Task description
Go through the lines below and retype each one exactly.

|---|

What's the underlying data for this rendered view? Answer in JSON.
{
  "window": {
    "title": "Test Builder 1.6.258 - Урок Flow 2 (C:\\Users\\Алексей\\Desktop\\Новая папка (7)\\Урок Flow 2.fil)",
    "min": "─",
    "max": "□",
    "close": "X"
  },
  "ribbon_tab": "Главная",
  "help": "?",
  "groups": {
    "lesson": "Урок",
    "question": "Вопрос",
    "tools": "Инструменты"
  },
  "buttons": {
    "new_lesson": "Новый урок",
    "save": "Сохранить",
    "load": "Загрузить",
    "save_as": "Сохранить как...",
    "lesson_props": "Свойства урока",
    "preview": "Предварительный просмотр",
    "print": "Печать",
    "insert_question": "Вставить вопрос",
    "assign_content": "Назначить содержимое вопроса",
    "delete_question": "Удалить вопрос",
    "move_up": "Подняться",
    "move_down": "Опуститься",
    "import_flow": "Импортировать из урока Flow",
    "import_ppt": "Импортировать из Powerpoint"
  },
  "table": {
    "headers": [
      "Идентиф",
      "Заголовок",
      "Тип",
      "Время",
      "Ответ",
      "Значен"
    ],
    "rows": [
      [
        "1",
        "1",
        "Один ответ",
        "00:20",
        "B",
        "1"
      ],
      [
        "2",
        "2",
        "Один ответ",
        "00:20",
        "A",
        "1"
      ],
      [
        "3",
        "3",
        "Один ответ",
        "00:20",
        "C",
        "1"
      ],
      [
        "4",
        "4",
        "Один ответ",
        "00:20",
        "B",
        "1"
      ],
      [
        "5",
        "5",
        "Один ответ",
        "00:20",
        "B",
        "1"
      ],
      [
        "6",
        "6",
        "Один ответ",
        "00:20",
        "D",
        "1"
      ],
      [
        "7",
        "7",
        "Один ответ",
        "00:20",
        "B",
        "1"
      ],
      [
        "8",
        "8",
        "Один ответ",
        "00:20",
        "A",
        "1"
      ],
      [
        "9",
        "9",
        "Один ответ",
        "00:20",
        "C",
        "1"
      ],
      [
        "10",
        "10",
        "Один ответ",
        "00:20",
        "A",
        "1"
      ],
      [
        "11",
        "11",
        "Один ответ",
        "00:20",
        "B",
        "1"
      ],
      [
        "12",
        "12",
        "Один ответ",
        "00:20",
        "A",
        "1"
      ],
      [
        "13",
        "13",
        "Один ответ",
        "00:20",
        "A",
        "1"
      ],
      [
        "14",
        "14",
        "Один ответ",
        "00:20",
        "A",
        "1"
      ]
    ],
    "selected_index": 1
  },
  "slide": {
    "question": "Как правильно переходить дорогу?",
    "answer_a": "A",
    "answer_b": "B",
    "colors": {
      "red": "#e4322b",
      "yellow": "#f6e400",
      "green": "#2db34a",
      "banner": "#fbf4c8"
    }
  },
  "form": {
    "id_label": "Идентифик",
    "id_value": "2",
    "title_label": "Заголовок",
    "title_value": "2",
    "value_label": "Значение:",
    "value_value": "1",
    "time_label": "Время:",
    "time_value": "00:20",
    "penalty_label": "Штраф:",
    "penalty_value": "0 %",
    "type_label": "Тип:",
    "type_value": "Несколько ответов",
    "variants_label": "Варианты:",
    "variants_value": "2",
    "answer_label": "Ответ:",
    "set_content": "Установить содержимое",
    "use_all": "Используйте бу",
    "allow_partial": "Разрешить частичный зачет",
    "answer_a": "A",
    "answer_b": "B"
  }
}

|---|

Response for this exercise
What's the underlying data for this rendered view? Answer in JSON.
{
  "window": {
    "title": "Test Builder 1.6.258 - Урок Flow 2 (C:\\Users\\Алексей\\Desktop\\Новая папка (7)\\Урок Flow 2.fil)",
    "min": "─",
    "max": "□",
    "close": "X"
  },
  "ribbon_tab": "Главная",
  "help": "?",
  "groups": {
    "lesson": "Урок",
    "question": "Вопрос",
    "tools": "Инструменты"
  },
  "buttons": {
    "new_lesson": "Новый урок",
    "save": "Сохранить",
    "load": "Загрузить",
    "save_as": "Сохранить как...",
    "lesson_props": "Свойства урока",
    "preview": "Предварительный просмотр",
    "print": "Печать",
    "insert_question": "Вставить вопрос",
    "assign_content": "Назначить содержимое вопроса",
    "delete_question": "Удалить вопрос",
    "move_up": "Подняться",
    "move_down": "Опуститься",
    "import_flow": "Импортировать из урока Flow",
    "import_ppt": "Импортировать из Powerpoint"
  },
  "table": {
    "headers": [
      "Идентиф",
      "Заголовок",
      "Тип",
      "Время",
      "Ответ",
      "Значен"
    ],
    "rows": [
      [
        "1",
        "1",
        "Один ответ",
        "00:20",
        "B",
        "1"
      ],
      [
        "2",
        "2",
        "Один ответ",
        "00:20",
        "A",
        "1"
      ],
      [
        "3",
        "3",
        "Один ответ",
        "00:20",
        "C",
        "1"
      ],
      [
        "4",
        "4",
        "Один ответ",
        "00:20",
        "B",
        "1"
      ],
      [
        "5",
        "5",
        "Один ответ",
        "00:20",
        "B",
        "1"
      ],
      [
        "6",
        "6",
        "Один ответ",
        "00:20",
        "D",
        "1"
      ],
      [
        "7",
        "7",
        "Один ответ",
        "00:20",
        "B",
        "1"
      ],
      [
        "8",
        "8",
        "Один ответ",
        "00:20",
        "A",
        "1"
      ],
      [
        "9",
        "9",
        "Один ответ",
        "00:20",
        "C",
        "1"
      ],
      [
        "10",
        "10",
        "Один ответ",
        "00:20",
        "A",
        "1"
      ],
      [
        "11",
        "11",
        "Один ответ",
        "00:20",
        "B",
        "1"
      ],
      [
        "12",
        "12",
        "Один ответ",
        "00:20",
        "A",
        "1"
      ],
      [
        "13",
        "13",
        "Один ответ",
        "00:20",
        "A",
        "1"
      ],
      [
        "14",
        "14",
        "Один ответ",
        "00:20",
        "A",
        "1"
      ]
    ],
    "selected_index": 1
  },
  "slide": {
    "question": "Как правильно переходить дорогу?",
    "answer_a": "A",
    "answer_b": "B",
    "colors": {
      "red": "#e4322b",
      "yellow": "#f6e400",
      "green": "#2db34a",
      "banner": "#fbf4c8"
    }
  },
  "form": {
    "id_label": "Идентифик",
    "id_value": "2",
    "title_label": "Заголовок",
    "title_value": "2",
    "value_label": "Значение:",
    "value_value": "1",
    "time_label": "Время:",
    "time_value": "00:20",
    "penalty_label": "Штраф:",
    "penalty_value": "0 %",
    "type_label": "Тип:",
    "type_value": "Несколько ответов",
    "variants_label": "Варианты:",
    "variants_value": "2",
    "answer_label": "Ответ:",
    "set_content": "Установить содержимое",
    "use_all": "Используйте бу",
    "allow_partial": "Разрешить частичный зачет",
    "answer_a": "A",
    "answer_b": "B"
  }
}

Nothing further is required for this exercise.